Kerim Yasar Examines Nation, Narration and Immediacy in Early Japanese Sports Broadcasting
Kerim Yasar, assistant professor at the University of Southern California (USC) and the author of Electrified Voices: How the Telephone, Phonograph, and Radio Shaped Modern Japan, 1868–1945, recently spoke at the University of North Carolina at Chapel Hill, presenting excerpts from his book. In his lecture, delivered Feb. 8, 2019, Yasar detailed the origins of sports broadcasting in Japan and its development under the close watch of the Japanese empire and listeners across the nation.
Yasar works in USC’s Department of East Asian Languages and Cultures, specializing in modern Japanese literature, cinema, media history and translation studies. Yasar has also translated a variety of media, including over a hundred films. His interest in sound recording and transmission is visible throughout Electrified Voices and in his presentation, as he focused on radio, specifically sports broadcasting, and its effects on Japanese culture.
Sports broadcasting in Japan dates back to around 1927. At the time, the Japanese empire heavily enforced censorship upon radio stations, so there was no room for improvisation for broadcasters. Yet the goal of Tokyo Broadcast Station (NHK), then known as JOAK, was to “convey to listeners a sense of immediacy,” said Yasar. Soon, an emerging broadcaster would change the sports broadcasting scene in Japan dramatically, from reading from set scripts to on-the-fly narration.
Matsuuchi Norizō, a former financial news announcer turned sports broadcaster, brought life to his announcements, conveying the kind of excitement a fan would have, but neglected to report the actual game. Upon realizing that listeners were more fascinated by Matsuuchi’s delivery than the games, JOAK supported the idea to offer a way for listeners to “experience” the game rather hear detailed analyses. Matsuuchi’s reporting style, particularly his use of five or seven syllable patterns, became widely popular, Yasar noted.
The public quickly began demanding recordings of Matsuuchi’s broadcasts, which were difficult to produce, so he instead created reenactments, going so far as to simulate sound effects. While this might seem contradictory to the immediacy of early Japanese sports broadcasting, Yasar said that “the consumers of these broadcasts and recordings were aware that they were not literally ‘live,’ yet their desire for the feeling of liveness was enough for them to play along with the fiction.”

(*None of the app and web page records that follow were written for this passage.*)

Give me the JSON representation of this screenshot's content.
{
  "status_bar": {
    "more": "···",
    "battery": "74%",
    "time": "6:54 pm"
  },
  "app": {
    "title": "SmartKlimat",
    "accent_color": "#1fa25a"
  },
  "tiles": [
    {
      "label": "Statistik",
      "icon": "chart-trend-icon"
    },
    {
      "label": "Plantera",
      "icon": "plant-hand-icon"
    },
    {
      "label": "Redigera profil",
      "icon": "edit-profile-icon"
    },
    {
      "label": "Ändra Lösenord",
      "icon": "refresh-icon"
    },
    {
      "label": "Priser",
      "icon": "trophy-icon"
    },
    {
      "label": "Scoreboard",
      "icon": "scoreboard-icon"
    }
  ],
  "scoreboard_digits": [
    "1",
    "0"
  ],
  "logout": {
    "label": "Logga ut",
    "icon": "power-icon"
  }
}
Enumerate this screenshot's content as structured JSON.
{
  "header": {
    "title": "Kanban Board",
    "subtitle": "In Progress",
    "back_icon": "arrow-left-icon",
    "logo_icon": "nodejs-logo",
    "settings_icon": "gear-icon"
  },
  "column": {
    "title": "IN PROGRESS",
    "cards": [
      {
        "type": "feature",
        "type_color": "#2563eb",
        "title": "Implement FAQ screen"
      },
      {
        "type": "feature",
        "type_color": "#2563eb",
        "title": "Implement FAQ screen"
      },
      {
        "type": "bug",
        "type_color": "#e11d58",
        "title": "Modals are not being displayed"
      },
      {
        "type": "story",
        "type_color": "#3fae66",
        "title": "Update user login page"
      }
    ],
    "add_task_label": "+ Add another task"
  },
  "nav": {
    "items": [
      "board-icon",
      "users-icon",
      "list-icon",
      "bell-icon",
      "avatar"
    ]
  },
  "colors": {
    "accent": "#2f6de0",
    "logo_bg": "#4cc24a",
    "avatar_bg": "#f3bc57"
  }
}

Eventually, Matsuuchi was replaced as the new ‘it’ sports broadcaster by Kasai Sansei, whose style was “brisk and matter-of-fact, free of the literary and dramatic flourishes that distinguished Matsuuchi’s,” said Yasar. Kasai was more knowledgeable about baseball, the most popular sport at the time, and Kasai was able to satisfy both the sense of immediacy and the desire for accuracy.
Years later, Japan’s presence in international athletics became prominent in the Summer Olympics, particularly in swimming. Yasar highlighted the 1936 Olympics in Berlin as a significant year for the Japanese, specifically in the 200-meter women’s breaststroke. According to Yasar, avid spectators considered Japan’s Maehata Hideko and Germany’s Martha Genenger as the top competitors, and while the race was excitingly close, Maehata placed first. This was a major victory for Japan and produced Kasai’s most memorable broadcasts. The phrase ‘Maehata, ganbare,’ meaning ‘keep going’ or ‘hang in there’, which Kasai enthusiastically chanted, “is possibly the most famous phrase in Japanese sports broadcasting history,” said Yasar. The sense of liveness, of immediacy that Kasai created for Japanese listeners garnered a strong sense of nationalism in Japan. As Yasar put it, “the nation seemed to listen as one.”
“Maehata Ganbare!: Nation, Narration and Immediacy in Early Japanese Sports Broadcasting” was sponsored by the Carolina Asia Center.